The world is indeed lucky when our most brilliant minds choose to work for the common good, rather than chasing money or becoming master criminals. So Inhabitat wants to thank young Ryan Honary for his work on an early detection system for wildfires.
Sickened by the losses people sustained in the 2018 Camp Fire, California’s deadliest wildfire, Honary turned his attention to how to mitigate future disasters. In 2019, Honary won the $10,000 grand prize in the Ignite Innovation Student Challenge for his Early Wildfire Detection Network submission, which provides app technology to firefighters. He was only in fifth grade at the time.
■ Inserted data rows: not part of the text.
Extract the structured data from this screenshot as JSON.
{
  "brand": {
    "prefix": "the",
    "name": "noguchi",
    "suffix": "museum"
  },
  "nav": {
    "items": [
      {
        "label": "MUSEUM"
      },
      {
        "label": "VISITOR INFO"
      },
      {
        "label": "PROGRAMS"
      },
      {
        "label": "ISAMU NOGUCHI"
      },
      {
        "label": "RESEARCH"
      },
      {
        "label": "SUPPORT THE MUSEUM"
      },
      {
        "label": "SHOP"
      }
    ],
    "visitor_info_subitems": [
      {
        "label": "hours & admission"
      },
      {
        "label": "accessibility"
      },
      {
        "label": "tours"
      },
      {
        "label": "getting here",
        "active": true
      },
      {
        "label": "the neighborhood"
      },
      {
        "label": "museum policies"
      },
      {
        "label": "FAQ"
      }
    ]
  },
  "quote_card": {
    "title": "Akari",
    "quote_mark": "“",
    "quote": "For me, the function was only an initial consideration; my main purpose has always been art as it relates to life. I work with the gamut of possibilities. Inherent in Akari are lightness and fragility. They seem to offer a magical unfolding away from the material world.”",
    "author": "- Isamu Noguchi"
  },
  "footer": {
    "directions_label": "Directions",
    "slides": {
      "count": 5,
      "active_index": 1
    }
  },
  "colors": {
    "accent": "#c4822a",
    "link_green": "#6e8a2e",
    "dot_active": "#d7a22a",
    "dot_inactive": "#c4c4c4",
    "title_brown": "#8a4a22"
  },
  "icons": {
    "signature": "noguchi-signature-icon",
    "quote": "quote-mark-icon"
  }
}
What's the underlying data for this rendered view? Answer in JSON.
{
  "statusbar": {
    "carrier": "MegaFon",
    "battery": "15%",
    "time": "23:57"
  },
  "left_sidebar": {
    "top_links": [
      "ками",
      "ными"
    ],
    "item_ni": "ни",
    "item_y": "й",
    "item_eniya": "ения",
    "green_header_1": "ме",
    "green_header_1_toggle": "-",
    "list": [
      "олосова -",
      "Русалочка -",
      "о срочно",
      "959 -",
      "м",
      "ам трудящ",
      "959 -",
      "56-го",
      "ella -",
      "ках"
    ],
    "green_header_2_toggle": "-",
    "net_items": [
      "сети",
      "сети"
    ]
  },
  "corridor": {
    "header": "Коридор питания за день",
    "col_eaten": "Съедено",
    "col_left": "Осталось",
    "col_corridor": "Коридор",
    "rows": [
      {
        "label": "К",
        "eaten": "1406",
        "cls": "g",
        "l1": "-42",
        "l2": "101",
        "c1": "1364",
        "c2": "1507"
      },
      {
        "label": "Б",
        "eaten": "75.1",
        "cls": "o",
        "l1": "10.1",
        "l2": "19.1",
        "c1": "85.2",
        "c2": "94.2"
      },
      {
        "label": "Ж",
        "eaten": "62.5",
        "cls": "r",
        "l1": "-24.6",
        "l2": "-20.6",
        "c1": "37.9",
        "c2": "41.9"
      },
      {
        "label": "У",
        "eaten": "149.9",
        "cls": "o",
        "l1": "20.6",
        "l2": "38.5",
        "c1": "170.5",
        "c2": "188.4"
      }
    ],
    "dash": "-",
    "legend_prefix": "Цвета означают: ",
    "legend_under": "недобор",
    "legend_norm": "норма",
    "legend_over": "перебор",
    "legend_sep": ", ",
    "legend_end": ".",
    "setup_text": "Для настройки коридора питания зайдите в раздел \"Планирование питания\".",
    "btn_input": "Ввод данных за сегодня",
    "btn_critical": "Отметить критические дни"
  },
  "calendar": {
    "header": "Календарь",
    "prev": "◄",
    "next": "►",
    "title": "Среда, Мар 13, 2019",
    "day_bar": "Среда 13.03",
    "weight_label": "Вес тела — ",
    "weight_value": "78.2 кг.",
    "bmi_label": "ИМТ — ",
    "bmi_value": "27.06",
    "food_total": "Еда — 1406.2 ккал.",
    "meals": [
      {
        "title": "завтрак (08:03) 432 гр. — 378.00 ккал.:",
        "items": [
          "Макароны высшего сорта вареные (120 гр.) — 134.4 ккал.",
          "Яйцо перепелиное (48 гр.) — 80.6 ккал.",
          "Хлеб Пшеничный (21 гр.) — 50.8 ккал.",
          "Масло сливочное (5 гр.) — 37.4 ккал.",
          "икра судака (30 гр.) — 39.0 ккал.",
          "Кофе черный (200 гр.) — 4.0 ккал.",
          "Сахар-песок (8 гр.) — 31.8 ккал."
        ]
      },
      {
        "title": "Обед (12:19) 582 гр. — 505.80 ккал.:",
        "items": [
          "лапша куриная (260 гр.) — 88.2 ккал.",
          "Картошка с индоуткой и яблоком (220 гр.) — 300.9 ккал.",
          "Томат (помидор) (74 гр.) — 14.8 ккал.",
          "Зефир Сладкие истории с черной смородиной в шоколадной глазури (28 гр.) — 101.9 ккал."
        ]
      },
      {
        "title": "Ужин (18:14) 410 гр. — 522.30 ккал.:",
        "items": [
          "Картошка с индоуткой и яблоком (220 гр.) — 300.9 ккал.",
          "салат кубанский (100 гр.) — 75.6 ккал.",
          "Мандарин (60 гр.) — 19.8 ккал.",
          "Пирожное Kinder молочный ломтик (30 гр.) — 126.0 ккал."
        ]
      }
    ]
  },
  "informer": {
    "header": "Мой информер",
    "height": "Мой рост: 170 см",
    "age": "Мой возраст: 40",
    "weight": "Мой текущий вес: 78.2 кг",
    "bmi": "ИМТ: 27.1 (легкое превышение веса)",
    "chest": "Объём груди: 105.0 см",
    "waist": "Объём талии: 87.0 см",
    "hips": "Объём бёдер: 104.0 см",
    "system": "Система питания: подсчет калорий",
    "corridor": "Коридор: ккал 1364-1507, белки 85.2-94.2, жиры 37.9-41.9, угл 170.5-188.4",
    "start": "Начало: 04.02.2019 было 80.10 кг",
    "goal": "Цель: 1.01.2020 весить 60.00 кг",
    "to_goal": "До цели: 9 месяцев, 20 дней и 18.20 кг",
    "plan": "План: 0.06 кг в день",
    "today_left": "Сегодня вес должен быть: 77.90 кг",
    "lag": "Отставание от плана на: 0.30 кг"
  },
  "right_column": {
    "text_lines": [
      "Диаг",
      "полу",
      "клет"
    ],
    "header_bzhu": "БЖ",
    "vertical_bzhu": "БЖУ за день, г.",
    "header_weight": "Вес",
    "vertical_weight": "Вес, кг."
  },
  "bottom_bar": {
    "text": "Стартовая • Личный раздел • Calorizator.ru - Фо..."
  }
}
Turning 14 years old and going into the eighth grade in the fall, Honary is busy working on SensoRy AI, the company he founded. With the help of his father, Hooman Honary, and a team of experts, the startup has already received a lot of attention. The Office of Naval Research awarded SensoRy AI a grant of nearly $1.6 million earlier this year.
Honary talked to Inhabitat about how he managed to achieve more than most people do in their lives before even getting to middle school as well as his vision for using AI and other technology for helping people in the future.
Inhabitat: Tell us a bit about your early interest and training in science and artificial intelligence.
In parallel, I became very passionate about animals and the environment. I also became concerned as I saw how much the environment is under pressure because of a variety of issues. My science teachers at school encouraged me and provided many resources for me to study environmental issues.
These issues became very personal when massive wildfires started hitting California on a pretty regular basis, ruining the air quality, destroying homes and unfortunately killing some people. I started thinking about how the power of technology can be used to solve many environmental problems such as wildfires. I had been reading about the predictive powers of AI. I reached out to and started learning about artificial intelligence from a family friend who was a PhD student at UCLA working on Machine Learning.
Inhabitat: How did you research wildfires?
Honary: I was shocked when I first heard about the Camp Fire of 2018 on the TV. From then, I started reading about wildfires all over the internet. Both from places such as National Geographic as well as CAL FIRE. I started researching why it is so hard to manage and extinguish these massive wildfires.
More specifically, in order to capture data to train the Machine Learning models on my fire detectors, I captured real-world data from Google Earth about the Camp Fire of 2018 in Northern California. There is a tremendous amount of useful data available for free on Google Earth. It’s an awesome resource.
Inhabitat: Could you give a basic explanation of how your system works?
In order for the system to operate, the detectors must be 100-150 feet apart, so it would depend on the size of the area being monitored to know how many sensors would be needed. The sensors would be placed in rugged and fragile places. The sensors on the detector can track the fires and communicate that information in real-time to the mini meteorological station and then to the app. Also, machine learning can be used to predict where the fires are going to go.
Inhabitat: What was it like to win the Ignite Innovation Student Challenge?
Honary: When I first found out I won, I was shocked! I never thought that I could’ve won a national-level science competition, especially since I was a fifth-grader and it was a middle school competition! That win inspired me to continue working on my project and helped bring me where I am today.
Inhabitat: What is your role in SensoRy AI now?
Honary: I am leading the environmental part of my company. I am hoping to turn our platform into a real working product solving real-world environmental problems. As part of that, I have contacts with scientists from Forest Service and the EPA which provide me data and guidance, enabling me to conduct research.
Inhabitat: What’s it like to be a kid working closely with the Office of Naval Research and other much older colleagues?
Honary: I feel honored that a distinguished research group, such as the Office of Naval Research, has decided to offer our project a research grant. It is sometimes a little scary to work with older people, but I enjoy learning from their experience. I am hoping to attract more people from my generation to join our company. At the end of the day, the environment is going to be a big responsibility for my generation.
Inhabitat: Tell us a little bit about your hope for future applications of the early detection technology.
Honary: The early detection technology can be used in future applications such as methane gas leaks in refineries and oil plants and water contamination caused by mining or other human-based activities. In any scenario where an environmental disaster can start from a high-risk location, our early detection and growth prediction platform can be utilized to help preserve the environment.
Inhabitat: What else should readers know about you and SensoRy AI?
Honary: We are a group of technologists who are very passionate about leveraging technology and AI to solve environmental problems. We have access to sophisticated AI experts as well as research funding. We would love to help anyone who has an environmental problem and is looking for technology-based solutions.
Images via SensoRy AI and NASA